▶ [Available data]:
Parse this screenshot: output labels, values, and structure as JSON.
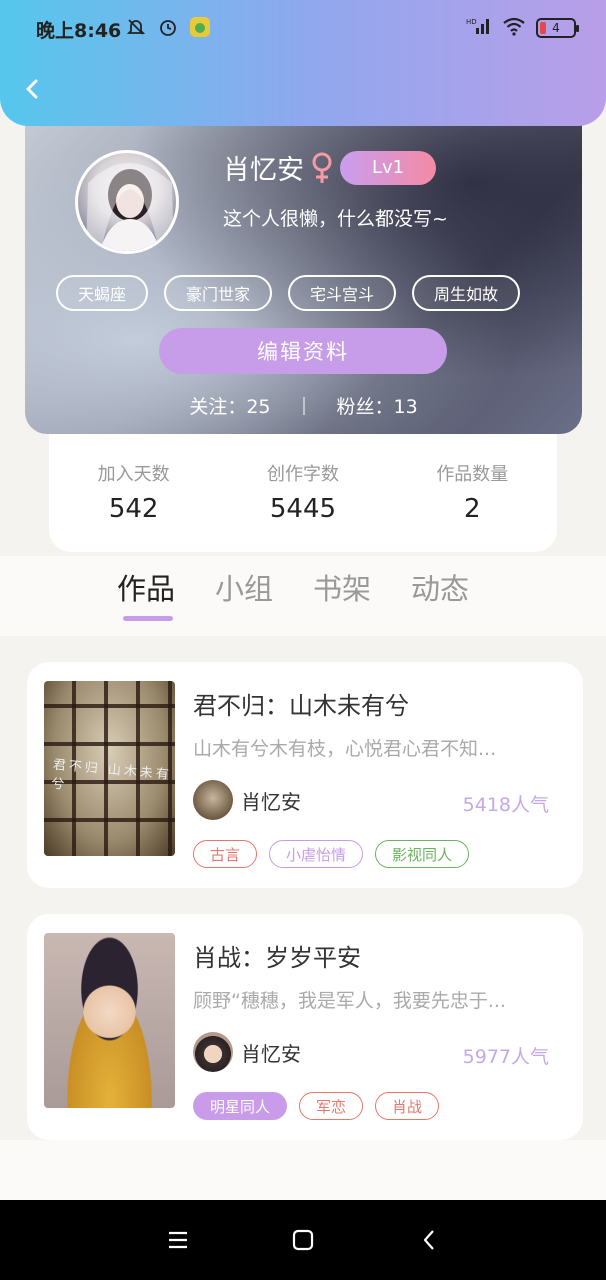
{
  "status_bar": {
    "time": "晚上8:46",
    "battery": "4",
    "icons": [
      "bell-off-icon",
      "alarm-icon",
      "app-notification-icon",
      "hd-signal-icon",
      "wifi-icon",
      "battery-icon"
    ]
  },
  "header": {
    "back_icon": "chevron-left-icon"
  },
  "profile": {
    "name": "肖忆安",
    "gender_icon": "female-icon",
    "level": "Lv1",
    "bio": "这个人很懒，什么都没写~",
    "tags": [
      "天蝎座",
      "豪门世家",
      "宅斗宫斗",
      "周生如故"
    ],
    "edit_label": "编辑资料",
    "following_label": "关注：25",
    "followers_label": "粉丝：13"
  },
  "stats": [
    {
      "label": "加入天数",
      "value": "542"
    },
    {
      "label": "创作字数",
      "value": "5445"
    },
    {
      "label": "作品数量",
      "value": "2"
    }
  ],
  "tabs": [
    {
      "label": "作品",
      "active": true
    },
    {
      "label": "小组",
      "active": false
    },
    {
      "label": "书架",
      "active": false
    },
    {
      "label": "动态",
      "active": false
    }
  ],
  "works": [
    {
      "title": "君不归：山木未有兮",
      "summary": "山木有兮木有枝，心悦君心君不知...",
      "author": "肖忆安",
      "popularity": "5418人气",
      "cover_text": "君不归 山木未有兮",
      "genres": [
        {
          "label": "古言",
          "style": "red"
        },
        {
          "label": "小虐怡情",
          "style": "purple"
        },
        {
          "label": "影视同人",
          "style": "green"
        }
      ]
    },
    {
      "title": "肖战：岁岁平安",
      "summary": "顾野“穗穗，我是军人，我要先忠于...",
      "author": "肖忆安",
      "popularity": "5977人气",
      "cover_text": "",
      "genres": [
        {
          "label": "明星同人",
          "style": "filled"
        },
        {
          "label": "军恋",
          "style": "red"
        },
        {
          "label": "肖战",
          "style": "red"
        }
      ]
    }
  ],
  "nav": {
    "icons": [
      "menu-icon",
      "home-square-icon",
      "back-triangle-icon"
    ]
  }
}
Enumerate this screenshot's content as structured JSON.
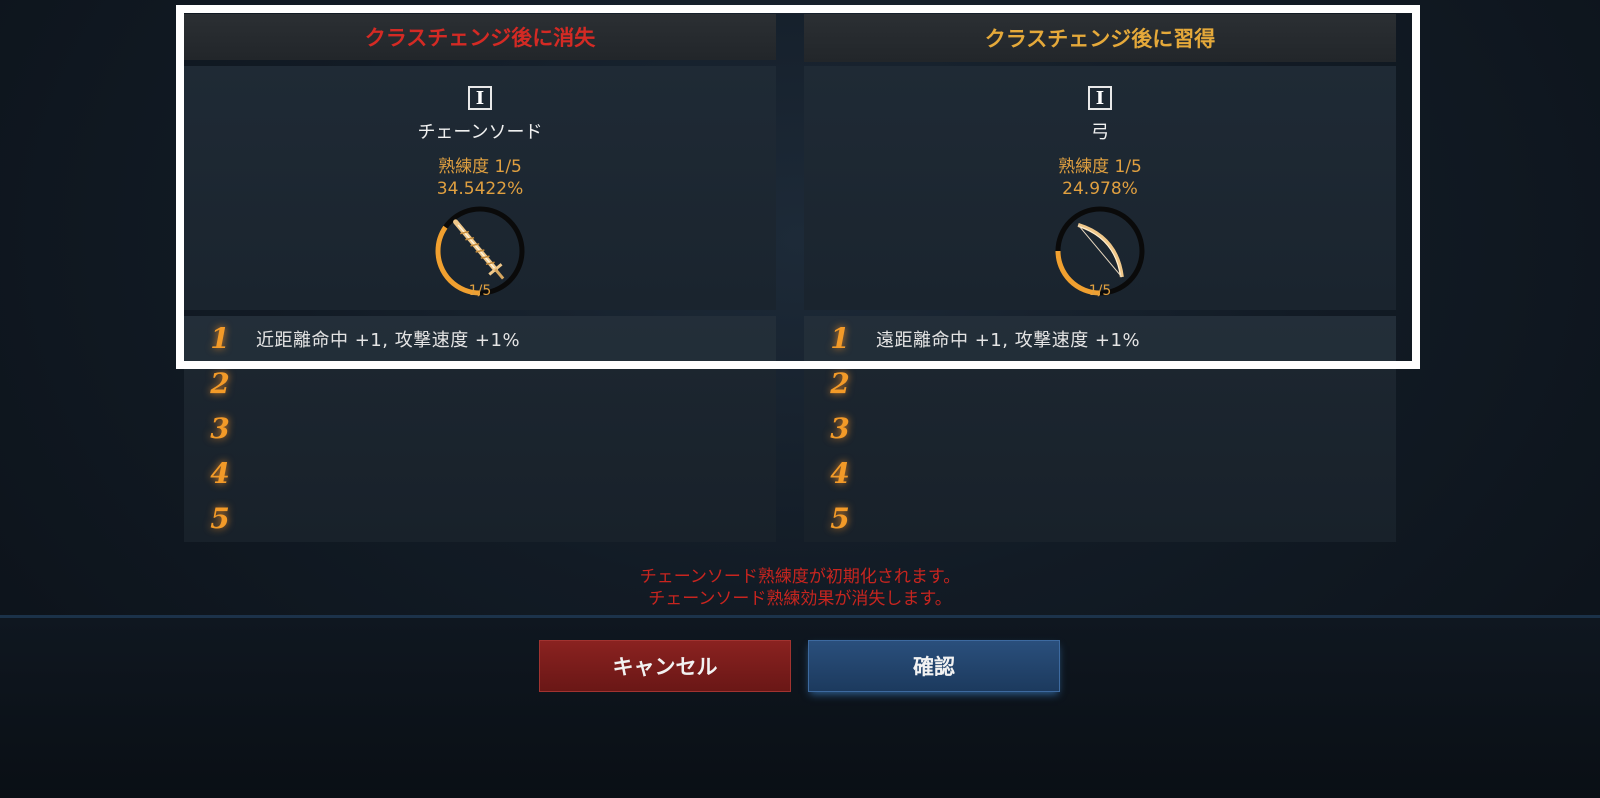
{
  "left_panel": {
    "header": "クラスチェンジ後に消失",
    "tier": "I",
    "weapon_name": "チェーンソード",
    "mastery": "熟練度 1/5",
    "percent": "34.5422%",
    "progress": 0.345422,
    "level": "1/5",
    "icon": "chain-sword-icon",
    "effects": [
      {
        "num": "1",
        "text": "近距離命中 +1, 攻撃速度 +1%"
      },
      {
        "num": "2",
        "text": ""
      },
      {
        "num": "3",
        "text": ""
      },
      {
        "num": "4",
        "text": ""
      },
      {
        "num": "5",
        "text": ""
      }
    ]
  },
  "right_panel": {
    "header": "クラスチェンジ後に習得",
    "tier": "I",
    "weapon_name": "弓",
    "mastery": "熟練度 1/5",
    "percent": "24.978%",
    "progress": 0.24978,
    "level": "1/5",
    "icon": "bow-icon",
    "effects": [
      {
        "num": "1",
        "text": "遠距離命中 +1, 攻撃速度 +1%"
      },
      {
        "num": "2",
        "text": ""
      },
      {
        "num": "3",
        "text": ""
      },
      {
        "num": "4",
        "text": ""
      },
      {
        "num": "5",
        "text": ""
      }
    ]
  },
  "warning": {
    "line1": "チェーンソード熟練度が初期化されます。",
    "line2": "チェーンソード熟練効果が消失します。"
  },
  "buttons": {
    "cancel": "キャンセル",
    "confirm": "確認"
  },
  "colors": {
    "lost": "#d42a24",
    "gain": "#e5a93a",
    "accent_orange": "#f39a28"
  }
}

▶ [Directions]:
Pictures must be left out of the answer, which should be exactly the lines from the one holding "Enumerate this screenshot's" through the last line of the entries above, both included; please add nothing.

▶ [Exercise response]:
Enumerate this screenshot's content as structured JSON.
{
  "left_panel": {
    "header": "クラスチェンジ後に消失",
    "tier": "I",
    "weapon_name": "チェーンソード",
    "mastery": "熟練度 1/5",
    "percent": "34.5422%",
    "progress": 0.345422,
    "level": "1/5",
    "icon": "chain-sword-icon",
    "effects": [
      {
        "num": "1",
        "text": "近距離命中 +1, 攻撃速度 +1%"
      },
      {
        "num": "2",
        "text": ""
      },
      {
        "num": "3",
        "text": ""
      },
      {
        "num": "4",
        "text": ""
      },
      {
        "num": "5",
        "text": ""
      }
    ]
  },
  "right_panel": {
    "header": "クラスチェンジ後に習得",
    "tier": "I",
    "weapon_name": "弓",
    "mastery": "熟練度 1/5",
    "percent": "24.978%",
    "progress": 0.24978,
    "level": "1/5",
    "icon": "bow-icon",
    "effects": [
      {
        "num": "1",
        "text": "遠距離命中 +1, 攻撃速度 +1%"
      },
      {
        "num": "2",
        "text": ""
      },
      {
        "num": "3",
        "text": ""
      },
      {
        "num": "4",
        "text": ""
      },
      {
        "num": "5",
        "text": ""
      }
    ]
  },
  "warning": {
    "line1": "チェーンソード熟練度が初期化されます。",
    "line2": "チェーンソード熟練効果が消失します。"
  },
  "buttons": {
    "cancel": "キャンセル",
    "confirm": "確認"
  },
  "colors": {
    "lost": "#d42a24",
    "gain": "#e5a93a",
    "accent_orange": "#f39a28"
  }
}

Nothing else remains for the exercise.